Sen. Ted Cruz (R-TX), you magnificent bastard. After a disastrous first week of his presidential campaign in which he announced he was signing up for an insurance policy from the federal Obamacare exchange, then proceeded to confound rationality and reason in his explanation as to why he decided to do it, Cruz has rocketed to the top of the GOP presidential primary polling.
In the latest poll from Public Policy Polling (PPP), Cruz shot up 11 points, from five percent to 16 percent. That puts Cruz, who's been heretofore regarded as a long-shot, in third place overall. He's now one point behind Jeb Bush at 17 and Scott Walker, the current favorite, at 25. Ben Carson and Rand Paul trail Cruz by six points, tied at 10 percent.

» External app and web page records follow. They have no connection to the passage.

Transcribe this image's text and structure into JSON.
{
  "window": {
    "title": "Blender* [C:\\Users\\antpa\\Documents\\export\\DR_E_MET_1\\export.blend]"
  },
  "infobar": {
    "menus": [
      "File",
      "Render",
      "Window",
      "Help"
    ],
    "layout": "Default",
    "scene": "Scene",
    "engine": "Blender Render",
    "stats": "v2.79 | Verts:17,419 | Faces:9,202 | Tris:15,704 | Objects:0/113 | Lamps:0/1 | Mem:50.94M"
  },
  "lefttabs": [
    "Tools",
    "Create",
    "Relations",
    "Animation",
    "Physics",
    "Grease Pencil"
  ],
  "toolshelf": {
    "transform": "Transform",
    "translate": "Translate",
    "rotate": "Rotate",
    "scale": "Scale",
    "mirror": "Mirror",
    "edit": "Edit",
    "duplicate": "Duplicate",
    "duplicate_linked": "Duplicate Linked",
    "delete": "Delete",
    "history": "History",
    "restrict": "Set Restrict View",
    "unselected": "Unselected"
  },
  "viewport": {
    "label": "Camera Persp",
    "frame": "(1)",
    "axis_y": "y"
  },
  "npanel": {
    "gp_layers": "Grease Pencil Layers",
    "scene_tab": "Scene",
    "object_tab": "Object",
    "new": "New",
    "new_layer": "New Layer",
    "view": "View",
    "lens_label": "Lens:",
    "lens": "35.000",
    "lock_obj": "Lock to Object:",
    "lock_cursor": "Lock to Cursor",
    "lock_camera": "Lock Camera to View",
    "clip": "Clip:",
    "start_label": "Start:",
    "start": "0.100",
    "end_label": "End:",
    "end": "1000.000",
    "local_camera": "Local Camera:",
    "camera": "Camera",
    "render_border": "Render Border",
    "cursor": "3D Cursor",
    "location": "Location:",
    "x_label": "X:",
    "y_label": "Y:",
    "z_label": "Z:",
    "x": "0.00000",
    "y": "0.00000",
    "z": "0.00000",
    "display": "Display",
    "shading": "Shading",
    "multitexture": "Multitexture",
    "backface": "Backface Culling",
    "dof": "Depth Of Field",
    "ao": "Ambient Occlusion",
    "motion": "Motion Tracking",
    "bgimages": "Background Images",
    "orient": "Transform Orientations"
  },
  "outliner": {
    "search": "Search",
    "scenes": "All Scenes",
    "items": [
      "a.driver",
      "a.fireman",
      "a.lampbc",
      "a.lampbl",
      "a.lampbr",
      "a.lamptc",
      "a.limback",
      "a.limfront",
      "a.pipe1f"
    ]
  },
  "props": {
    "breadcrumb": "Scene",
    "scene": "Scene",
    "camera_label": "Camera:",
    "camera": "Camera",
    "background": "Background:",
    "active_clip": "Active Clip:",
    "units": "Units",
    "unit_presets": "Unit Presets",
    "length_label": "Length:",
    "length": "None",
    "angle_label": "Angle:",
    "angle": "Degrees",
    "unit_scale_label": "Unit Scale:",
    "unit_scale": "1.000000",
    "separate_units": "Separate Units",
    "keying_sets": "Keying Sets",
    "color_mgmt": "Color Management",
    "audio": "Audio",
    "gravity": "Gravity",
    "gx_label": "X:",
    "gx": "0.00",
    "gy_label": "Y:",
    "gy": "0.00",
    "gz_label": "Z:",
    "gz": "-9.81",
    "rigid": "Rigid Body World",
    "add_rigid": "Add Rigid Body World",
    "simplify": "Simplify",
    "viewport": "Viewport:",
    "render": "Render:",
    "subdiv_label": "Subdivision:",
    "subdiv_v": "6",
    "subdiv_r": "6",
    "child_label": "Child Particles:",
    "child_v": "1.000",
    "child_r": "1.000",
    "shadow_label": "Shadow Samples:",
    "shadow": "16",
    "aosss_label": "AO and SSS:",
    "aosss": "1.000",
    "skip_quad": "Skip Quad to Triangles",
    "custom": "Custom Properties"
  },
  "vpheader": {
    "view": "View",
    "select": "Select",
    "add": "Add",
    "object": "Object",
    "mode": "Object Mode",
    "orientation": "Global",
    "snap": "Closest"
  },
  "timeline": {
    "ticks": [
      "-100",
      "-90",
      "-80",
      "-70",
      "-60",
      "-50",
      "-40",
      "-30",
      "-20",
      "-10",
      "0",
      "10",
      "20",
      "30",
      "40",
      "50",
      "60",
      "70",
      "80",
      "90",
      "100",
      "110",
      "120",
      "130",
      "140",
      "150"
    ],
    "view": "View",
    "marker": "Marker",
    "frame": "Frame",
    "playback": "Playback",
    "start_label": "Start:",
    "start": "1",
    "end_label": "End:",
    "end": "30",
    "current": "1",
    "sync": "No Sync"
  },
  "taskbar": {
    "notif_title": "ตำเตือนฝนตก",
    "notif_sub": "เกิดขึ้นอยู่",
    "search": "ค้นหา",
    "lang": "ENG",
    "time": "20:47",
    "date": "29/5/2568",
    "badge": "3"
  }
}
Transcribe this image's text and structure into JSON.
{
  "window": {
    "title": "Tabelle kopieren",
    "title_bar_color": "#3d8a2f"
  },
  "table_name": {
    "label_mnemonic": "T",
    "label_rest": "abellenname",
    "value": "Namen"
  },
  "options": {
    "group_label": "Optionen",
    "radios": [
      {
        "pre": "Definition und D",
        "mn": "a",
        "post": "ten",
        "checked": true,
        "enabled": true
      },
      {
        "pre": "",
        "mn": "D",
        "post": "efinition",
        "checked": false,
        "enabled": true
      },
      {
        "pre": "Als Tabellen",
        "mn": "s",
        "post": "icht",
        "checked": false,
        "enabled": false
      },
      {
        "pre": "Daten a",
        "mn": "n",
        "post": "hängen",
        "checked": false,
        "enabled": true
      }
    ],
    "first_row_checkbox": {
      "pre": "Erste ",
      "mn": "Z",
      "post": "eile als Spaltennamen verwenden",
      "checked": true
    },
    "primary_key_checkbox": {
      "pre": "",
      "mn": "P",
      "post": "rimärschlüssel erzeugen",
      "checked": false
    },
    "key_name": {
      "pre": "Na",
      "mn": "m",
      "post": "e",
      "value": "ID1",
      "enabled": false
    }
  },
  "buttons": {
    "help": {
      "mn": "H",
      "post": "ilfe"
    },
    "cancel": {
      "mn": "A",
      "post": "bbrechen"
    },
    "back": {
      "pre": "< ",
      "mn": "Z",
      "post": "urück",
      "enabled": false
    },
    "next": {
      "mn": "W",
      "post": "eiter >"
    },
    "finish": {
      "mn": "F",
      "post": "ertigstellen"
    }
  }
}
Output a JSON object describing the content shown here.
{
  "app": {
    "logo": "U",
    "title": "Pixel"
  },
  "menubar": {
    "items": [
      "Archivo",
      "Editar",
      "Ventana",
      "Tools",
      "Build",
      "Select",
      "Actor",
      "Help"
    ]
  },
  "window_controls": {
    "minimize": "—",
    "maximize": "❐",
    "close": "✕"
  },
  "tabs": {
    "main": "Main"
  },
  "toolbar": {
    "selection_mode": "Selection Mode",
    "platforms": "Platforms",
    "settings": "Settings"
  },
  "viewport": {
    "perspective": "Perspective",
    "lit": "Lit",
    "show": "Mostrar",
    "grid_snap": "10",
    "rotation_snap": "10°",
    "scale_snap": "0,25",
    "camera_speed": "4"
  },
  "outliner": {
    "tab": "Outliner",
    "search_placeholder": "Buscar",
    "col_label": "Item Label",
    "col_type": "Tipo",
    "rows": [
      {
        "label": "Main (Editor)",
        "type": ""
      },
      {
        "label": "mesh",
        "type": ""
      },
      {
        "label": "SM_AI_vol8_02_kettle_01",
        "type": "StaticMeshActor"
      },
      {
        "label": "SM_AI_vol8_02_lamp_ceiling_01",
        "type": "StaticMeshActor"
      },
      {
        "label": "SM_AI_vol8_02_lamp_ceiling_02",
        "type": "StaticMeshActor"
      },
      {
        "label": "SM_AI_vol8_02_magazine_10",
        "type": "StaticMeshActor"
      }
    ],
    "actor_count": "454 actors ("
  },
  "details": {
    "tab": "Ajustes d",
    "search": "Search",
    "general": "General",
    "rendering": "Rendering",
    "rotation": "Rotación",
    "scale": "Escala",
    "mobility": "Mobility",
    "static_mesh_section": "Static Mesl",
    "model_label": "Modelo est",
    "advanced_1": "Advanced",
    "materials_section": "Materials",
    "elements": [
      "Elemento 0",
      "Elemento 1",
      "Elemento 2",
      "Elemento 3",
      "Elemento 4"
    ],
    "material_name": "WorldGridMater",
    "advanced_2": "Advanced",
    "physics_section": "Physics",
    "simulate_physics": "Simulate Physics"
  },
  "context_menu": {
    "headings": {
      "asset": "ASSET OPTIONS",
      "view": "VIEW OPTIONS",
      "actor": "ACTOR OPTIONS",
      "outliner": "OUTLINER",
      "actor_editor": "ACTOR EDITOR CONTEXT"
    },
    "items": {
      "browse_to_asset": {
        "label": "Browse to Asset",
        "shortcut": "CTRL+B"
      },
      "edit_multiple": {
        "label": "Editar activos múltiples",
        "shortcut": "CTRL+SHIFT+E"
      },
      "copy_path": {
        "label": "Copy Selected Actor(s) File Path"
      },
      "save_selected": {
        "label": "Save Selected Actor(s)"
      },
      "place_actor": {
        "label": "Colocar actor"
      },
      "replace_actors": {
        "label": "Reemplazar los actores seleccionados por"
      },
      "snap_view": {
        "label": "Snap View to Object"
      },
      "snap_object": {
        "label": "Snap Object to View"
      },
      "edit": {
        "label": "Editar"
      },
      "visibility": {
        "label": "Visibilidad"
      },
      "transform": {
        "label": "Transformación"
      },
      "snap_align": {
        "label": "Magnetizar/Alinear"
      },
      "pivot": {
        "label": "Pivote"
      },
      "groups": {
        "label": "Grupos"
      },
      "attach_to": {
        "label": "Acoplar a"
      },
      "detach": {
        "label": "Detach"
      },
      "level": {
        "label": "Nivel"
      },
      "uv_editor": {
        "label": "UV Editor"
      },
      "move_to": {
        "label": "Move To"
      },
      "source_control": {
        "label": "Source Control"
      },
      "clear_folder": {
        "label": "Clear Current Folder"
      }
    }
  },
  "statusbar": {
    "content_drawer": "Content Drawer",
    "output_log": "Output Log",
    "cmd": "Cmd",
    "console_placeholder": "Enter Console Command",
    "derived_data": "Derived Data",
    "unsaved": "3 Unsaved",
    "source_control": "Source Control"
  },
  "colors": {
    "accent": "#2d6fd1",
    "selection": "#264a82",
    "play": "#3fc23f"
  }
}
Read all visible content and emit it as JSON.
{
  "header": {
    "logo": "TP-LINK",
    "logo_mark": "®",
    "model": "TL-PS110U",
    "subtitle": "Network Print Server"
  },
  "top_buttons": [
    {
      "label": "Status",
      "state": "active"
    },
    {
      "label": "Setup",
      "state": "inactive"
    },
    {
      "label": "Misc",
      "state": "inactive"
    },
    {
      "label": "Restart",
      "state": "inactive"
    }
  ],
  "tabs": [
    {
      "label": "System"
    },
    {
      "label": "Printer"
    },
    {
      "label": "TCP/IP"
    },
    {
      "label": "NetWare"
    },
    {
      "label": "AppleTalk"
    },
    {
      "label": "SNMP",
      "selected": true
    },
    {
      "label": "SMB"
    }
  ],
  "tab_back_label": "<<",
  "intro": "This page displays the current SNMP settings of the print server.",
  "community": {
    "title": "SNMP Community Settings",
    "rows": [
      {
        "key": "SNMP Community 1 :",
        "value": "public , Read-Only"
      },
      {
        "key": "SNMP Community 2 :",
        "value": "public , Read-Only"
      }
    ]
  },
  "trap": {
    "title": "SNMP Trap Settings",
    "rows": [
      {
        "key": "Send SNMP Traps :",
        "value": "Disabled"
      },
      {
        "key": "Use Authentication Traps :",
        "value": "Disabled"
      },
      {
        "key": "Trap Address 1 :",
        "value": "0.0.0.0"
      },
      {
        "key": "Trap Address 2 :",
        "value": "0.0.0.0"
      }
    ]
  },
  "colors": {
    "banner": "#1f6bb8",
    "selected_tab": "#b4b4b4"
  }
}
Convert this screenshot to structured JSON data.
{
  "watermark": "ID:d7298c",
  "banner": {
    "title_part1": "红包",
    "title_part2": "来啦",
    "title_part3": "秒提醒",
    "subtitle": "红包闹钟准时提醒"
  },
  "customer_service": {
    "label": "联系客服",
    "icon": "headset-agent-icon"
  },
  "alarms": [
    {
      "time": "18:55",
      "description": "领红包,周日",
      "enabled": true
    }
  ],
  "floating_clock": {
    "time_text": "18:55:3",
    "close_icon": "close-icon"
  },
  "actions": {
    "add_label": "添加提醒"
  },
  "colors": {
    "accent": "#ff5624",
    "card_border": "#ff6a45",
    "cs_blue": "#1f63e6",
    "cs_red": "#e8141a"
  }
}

There are several plausible explanations for this. Cruz is the first candidate to officially announce -- not an exploratory committee, a full-fledged campaign -- which lends certainty to his campaign beyond the others. Also, after a week of basically owning the news cycle, Cruz has augmented his name recognition among primary voters. But the fact remains he stayed mostly on-message throughout his first week, sticking with the (contradictory) talking points that Congress is both exempt from Obamacare and mandated to be on Obamacare because of Sen. Chuck Grassley's (R-IA) alleged amendment.
None of those things are true, of course. As we've covered for some time now, Congress isn't exempt from Obamacare; nor is it mandated to be on Obamacare; and Chuck Grassley had very little to do with the section of the law requiring the federal government to only offer Obamacare exchange policies as the employer healthcare plan. (Members and staffers can buy insurance however they want, but if they want it through their jobs, it'll have to be Obamacare.)
These three lies clearly and successfully hid the fact that Cruz obviously chose to buy an Obamacare policy over several other options because Obamacare is a better deal, especially knowing that premium-sharing reduces his monthly dues by 72 percent. All told, Cruz is getting the best of both worlds: affordable health insurance while still being able to campaign against Obamacare.
I wonder how long this will last, though. The other candidates are probably dying to hit Cruz for enrolling. Something along the lines of: "How do we know you're serious about repealing it, now that you've signed up for it?" If Cruz maintains his third place position, it'll put a much larger target on his back for these kinds of assaults. Hopefully.
For the rest of us, it's abundantly clear that cynicism and mendacity work miracles inside the bubble. Speaking of which, Cruz has been repeating over and over that he plans to repeal Common Core even though it's not a federal law, making it impossible for him to repeal it. Frank Luntz, the Zen master of political double-speak, must be slow-clapping for Cruz today.